Featuring Liza Minelli, Ed Begley, Jr., Henry Winkler, Mae Whitman, Judy Greer
There has never been a more complex, layered, and enjoyable comedy on network television than Arrested Development. From the moment it debuted, Fox seemed to have little interest in it, while viewers and critics loved the hell out of this show. The premise is that George Bluth, owner of the Bluth Corporation is arrested for violating trading laws and his son, Michael finds he’s now in charge of the company and the self-absorbed and moronic family around him. Every actor is bringing their A game here, and the casting is spot on. There are no other actors who could play this character so over the top and still be endearing. The series also incorporates a large number of cameos and employs many of the players from HBO’s Mr. Show (Cross was one of the creators of that skit comedy series). Since the cancellation of series, network television comedy has never seemed as promising to me. A featuring film continuing the adventures of the Bluth family is in the works and set to be released next year, here’s hoping it can live up to the series.
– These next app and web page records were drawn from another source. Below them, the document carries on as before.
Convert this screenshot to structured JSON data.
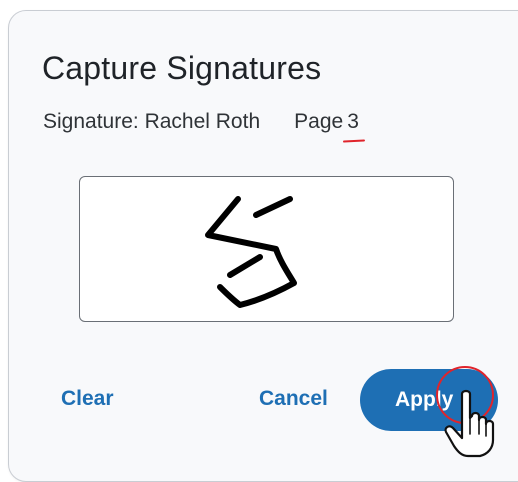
{
  "dialog": {
    "title": "Capture Signatures",
    "signature_label": "Signature: Rachel Roth",
    "page_label": "Page",
    "page_number": "3"
  },
  "buttons": {
    "clear_label": "Clear",
    "cancel_label": "Cancel",
    "apply_label": "Apply"
  },
  "cursor": {
    "type": "hand-pointer-icon"
  },
  "colors": {
    "accent": "#1e6fb4",
    "highlight": "#e0242b",
    "dialog_background": "#f8f9fb"
  }
}
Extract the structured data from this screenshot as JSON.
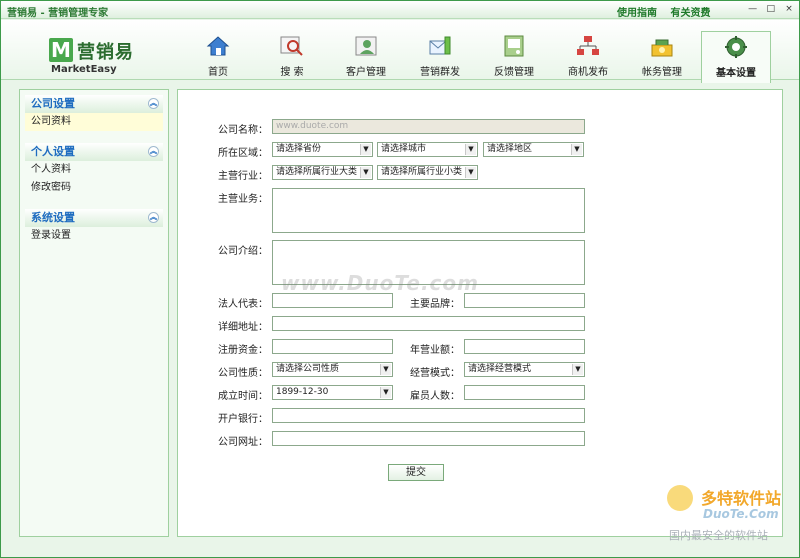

From the minds behind The Foot Fist Way and Observe & Report, comes this amazing HBO comedy series. Kenny Powers, a blatant parody of ignorant, racist Atlanta Brave John Rocker, is thrown out of Major League Baseball after being caught using steroids. He returns to his hometown in North Carolina where he becomes a substitute PE teacher at the same middle school his high school sweetheart works at. Kenny goes about abusing the hospitality of his brother and family, treating the middle school principal like a jerk, and ingesting an unhealthy amount of drugs. The highlight of the series comes when Kenny deals with local car dealer Ashley Schaeffer (Ferrell) which culminates in an insane pitching demonstration. The entire first season plays out like an extended movie, with a series finale that could serve as a perfect ending.
This HBO series is a sort of comedic version of Paul Auster’s City of Glass novel. Schwartzman playing a writer named Jonathan Ames (meta, eh?), loses his girlfriend and out of boredom posts a craiglist ad as an unlicensed private eye. He begins to get cases and finds himself getting caught up in the fun of it. He typically incorporates his indie comic book artist friend (Galifiankis) and pot smoking boss (Danson) on the cases as well. The series has a much more muted sense of comedy than Eastbound and Down, one of the best aspects of HBO’s comedy programming. They do a very good job of balancing multiple styles, yet never lose their quality.